TASK ITEM: Check every line of the following material for the word "Ball", then say how many have it, with no other words.

MATERIAL PROVIDED:
******

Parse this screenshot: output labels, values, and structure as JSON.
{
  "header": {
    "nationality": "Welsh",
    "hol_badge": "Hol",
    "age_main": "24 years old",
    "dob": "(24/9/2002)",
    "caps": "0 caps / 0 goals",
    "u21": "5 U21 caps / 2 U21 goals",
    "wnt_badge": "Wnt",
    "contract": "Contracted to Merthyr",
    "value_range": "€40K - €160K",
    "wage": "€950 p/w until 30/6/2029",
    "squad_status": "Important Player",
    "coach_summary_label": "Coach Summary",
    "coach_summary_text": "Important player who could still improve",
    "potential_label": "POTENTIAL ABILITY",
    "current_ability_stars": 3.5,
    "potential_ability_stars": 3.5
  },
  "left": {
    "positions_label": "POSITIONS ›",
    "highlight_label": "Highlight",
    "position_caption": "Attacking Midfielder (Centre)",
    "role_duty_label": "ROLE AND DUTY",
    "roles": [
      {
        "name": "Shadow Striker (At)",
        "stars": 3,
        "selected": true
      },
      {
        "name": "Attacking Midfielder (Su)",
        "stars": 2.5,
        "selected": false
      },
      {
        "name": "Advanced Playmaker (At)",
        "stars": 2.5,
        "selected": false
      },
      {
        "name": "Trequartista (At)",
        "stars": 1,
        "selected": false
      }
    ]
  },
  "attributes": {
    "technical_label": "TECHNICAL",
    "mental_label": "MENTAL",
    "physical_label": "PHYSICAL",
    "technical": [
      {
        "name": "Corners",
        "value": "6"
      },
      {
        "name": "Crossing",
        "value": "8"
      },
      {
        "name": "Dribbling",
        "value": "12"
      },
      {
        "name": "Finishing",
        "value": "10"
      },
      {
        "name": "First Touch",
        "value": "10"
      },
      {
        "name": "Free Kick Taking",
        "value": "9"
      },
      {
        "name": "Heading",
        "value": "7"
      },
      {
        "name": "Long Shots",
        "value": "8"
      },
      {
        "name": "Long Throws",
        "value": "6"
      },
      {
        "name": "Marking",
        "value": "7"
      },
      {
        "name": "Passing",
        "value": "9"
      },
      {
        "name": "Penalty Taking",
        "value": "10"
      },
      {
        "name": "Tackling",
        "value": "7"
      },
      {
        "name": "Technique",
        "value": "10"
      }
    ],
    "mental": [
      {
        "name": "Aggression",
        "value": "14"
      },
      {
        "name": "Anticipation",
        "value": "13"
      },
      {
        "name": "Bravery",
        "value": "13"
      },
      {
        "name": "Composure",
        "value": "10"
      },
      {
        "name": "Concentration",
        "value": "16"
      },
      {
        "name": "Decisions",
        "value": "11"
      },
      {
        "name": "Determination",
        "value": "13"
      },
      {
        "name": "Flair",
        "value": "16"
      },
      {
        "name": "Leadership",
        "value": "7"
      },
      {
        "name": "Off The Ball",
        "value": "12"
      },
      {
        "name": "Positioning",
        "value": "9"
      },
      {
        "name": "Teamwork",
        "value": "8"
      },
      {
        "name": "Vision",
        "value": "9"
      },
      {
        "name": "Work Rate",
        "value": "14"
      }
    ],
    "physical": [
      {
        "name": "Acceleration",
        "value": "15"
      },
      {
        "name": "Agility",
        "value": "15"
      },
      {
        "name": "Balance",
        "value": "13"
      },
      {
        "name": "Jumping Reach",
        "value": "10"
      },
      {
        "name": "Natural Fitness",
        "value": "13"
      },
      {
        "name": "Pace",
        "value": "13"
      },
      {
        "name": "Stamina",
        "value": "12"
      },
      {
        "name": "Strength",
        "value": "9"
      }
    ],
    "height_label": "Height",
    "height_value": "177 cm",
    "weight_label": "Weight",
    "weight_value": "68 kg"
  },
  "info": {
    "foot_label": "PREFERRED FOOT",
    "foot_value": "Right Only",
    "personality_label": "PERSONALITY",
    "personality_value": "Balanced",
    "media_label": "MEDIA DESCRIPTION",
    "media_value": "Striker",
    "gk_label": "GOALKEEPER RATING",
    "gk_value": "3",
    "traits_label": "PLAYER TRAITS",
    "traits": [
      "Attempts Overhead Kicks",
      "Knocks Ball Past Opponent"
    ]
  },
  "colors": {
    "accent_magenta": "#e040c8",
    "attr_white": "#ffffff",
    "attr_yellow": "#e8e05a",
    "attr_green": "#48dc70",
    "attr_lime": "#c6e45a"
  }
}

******

ANSWER FOR THIS EXERCISE: 2